• (1) and (3) are no different than just `\$NAN = "NAN"+1;`, `\$INF = "INF"+1; \$INFN = -"INF";` just more verbose – ysth Oct 19 '12 at 19:07
• oh, I see (4) uses barewords too, only without disabling strict. And all of these that rely on strings like "NAN" and "INF" becoming the appropriate "number" in numeric context will fail on older perls or where the C runtime doesn't support it (e.g. strawberry perl or activeperl on windows) – ysth Oct 19 '12 at 19:42
• A comprehensive answer would include a testsuite. – dolmen Mar 20 '13 at 16:12
• Changed it to be more clear... it's a succinct, correct answer. Also works on activeperl/windows, etc. – Erik Aronesty Mar 22 '13 at 12:52
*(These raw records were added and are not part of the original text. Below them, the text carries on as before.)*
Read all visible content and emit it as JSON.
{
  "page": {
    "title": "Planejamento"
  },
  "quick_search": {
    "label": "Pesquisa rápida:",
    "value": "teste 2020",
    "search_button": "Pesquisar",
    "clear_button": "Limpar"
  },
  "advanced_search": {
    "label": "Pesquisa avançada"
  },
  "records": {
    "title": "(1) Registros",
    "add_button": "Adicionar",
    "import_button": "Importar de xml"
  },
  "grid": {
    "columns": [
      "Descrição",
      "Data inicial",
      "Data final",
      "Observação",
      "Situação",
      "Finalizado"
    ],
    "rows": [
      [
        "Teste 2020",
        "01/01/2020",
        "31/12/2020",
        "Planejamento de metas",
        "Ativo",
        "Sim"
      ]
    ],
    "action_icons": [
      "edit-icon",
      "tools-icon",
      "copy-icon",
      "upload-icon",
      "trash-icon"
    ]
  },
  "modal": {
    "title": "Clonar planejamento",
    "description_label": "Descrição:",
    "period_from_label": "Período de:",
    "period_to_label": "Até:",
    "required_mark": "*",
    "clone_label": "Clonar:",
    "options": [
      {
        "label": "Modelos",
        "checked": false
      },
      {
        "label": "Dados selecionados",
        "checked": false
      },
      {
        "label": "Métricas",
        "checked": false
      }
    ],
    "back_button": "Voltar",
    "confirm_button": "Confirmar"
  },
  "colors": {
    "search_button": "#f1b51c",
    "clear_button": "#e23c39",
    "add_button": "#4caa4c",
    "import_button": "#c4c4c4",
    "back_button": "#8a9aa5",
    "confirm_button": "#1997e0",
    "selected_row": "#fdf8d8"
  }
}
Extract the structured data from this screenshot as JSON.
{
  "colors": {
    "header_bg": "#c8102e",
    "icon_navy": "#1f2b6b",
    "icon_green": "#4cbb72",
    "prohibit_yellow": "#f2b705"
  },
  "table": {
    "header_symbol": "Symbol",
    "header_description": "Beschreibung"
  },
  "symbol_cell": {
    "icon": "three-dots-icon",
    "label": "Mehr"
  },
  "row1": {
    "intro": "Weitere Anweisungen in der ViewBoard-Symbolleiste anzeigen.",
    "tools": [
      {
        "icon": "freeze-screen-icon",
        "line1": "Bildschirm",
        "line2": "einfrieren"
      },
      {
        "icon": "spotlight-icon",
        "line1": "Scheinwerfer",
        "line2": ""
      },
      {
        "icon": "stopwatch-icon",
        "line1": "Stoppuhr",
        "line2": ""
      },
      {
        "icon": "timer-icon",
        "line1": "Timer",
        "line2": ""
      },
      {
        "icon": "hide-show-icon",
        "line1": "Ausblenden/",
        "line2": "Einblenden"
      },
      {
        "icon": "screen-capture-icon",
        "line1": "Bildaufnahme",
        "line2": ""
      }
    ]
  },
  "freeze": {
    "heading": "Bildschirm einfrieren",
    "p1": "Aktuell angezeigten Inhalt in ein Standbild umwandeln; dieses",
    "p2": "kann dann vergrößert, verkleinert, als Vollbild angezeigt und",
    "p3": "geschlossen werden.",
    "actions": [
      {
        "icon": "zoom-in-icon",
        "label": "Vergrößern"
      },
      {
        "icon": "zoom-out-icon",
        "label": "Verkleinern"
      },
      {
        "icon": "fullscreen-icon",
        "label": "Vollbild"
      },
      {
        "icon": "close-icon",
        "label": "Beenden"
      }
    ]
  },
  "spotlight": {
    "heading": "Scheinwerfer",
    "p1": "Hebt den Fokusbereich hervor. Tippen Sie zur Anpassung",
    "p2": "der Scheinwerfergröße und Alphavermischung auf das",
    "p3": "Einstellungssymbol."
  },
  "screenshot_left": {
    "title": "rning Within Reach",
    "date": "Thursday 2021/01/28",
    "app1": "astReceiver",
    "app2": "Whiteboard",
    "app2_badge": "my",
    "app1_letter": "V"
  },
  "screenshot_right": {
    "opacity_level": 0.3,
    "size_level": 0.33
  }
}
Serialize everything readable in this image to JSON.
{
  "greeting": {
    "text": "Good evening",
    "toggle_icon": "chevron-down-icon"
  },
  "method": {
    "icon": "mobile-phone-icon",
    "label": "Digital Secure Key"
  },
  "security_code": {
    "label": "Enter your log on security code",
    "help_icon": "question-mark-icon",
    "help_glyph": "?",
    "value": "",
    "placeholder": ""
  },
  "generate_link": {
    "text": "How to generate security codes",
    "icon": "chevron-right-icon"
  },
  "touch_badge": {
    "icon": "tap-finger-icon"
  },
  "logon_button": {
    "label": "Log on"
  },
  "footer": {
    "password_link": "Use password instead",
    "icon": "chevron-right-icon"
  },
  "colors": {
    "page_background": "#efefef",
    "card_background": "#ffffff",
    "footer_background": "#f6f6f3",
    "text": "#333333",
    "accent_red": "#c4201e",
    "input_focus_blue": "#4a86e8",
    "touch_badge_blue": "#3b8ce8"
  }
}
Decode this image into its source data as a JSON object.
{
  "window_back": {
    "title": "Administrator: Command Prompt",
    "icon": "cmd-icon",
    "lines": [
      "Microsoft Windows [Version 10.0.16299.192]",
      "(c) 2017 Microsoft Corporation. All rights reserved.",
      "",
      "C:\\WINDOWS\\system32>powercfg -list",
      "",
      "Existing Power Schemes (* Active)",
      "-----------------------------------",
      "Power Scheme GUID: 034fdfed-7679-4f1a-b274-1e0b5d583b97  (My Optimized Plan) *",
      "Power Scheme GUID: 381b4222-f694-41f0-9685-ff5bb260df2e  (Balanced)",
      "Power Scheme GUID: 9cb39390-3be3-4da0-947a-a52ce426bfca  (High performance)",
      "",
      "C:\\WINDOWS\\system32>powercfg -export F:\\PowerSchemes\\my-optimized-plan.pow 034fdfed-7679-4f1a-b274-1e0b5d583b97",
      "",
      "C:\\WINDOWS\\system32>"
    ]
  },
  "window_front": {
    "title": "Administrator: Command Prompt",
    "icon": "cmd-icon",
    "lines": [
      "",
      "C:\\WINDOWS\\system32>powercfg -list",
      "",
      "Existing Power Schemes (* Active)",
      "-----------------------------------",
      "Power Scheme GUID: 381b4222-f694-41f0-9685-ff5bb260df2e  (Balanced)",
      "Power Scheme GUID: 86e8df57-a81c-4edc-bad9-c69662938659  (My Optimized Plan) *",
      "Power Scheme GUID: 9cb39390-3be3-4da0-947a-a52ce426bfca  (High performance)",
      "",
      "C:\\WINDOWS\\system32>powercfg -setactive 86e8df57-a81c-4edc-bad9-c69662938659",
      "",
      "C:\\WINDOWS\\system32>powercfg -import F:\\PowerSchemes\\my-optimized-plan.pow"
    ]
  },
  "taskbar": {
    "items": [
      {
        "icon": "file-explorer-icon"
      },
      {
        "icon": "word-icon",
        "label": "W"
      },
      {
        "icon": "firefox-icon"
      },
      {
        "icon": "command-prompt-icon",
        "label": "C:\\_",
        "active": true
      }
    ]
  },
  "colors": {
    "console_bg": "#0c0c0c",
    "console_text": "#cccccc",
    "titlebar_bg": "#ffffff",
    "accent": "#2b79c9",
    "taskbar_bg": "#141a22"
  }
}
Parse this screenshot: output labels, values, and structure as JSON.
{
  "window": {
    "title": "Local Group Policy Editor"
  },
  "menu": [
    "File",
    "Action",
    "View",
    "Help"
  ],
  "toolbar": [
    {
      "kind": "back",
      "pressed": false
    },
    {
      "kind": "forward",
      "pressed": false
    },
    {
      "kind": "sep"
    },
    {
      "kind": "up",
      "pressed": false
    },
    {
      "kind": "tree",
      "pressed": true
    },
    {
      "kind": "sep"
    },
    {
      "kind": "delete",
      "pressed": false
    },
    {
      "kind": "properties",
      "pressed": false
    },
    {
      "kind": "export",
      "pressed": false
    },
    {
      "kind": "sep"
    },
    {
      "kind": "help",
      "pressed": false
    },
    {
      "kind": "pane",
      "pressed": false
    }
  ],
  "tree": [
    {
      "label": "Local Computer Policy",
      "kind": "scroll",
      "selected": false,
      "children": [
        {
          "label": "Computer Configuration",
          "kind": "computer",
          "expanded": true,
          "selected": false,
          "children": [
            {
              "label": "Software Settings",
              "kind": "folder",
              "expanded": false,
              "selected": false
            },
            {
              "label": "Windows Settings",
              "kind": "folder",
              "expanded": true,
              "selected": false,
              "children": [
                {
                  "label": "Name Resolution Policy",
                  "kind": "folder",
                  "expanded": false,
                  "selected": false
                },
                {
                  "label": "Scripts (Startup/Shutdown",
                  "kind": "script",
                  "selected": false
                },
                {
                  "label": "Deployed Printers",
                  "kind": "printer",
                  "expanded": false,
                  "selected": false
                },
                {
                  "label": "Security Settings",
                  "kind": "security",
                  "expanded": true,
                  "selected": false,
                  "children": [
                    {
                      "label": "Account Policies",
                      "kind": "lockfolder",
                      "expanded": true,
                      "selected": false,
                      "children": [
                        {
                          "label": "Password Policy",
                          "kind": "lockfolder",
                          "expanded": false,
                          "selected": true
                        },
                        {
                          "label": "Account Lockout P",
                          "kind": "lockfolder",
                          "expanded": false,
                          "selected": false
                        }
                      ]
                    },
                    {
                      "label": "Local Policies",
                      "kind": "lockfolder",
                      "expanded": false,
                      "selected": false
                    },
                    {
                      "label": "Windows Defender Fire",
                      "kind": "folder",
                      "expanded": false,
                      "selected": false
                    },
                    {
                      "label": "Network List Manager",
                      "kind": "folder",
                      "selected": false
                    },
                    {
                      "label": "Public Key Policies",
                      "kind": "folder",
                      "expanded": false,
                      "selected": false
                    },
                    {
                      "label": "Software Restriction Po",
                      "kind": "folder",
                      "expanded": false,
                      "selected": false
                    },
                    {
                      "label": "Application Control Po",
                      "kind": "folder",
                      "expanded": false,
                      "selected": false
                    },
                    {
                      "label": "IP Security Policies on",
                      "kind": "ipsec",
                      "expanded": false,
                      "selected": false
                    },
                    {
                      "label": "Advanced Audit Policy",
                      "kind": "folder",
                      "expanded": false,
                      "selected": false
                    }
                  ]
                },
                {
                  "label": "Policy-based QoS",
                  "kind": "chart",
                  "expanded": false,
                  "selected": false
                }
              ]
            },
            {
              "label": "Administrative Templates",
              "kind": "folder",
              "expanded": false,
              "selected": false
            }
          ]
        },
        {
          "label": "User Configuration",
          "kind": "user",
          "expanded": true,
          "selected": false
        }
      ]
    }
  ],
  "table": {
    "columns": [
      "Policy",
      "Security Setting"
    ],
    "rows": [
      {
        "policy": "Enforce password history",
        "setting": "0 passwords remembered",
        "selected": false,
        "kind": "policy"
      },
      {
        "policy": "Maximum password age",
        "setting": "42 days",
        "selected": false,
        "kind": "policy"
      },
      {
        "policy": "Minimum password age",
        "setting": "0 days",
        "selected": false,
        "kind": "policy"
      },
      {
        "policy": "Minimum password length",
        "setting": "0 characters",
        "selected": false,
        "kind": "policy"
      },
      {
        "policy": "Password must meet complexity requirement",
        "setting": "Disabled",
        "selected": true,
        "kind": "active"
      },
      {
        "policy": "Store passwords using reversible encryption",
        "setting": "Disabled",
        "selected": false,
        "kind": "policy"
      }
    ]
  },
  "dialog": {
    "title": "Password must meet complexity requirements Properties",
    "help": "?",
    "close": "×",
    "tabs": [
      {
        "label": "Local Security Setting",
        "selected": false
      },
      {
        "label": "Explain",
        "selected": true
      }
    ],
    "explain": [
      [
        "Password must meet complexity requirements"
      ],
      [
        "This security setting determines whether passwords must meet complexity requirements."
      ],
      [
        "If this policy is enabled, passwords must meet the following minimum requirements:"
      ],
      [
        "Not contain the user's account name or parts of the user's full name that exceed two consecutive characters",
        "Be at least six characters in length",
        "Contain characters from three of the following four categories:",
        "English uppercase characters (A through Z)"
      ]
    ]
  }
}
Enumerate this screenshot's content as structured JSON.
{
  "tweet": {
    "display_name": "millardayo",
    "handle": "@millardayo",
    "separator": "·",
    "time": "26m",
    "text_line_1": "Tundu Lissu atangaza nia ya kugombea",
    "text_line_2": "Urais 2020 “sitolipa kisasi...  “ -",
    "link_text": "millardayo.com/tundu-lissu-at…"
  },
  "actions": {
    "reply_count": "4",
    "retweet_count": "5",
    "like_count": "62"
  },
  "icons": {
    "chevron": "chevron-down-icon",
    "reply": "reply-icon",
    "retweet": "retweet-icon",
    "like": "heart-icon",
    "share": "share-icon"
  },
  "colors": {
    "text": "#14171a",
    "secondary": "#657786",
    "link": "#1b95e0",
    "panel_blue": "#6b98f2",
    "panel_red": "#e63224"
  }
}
• i removed all the barewords – Erik Aronesty Jun 4 '13 at 15:19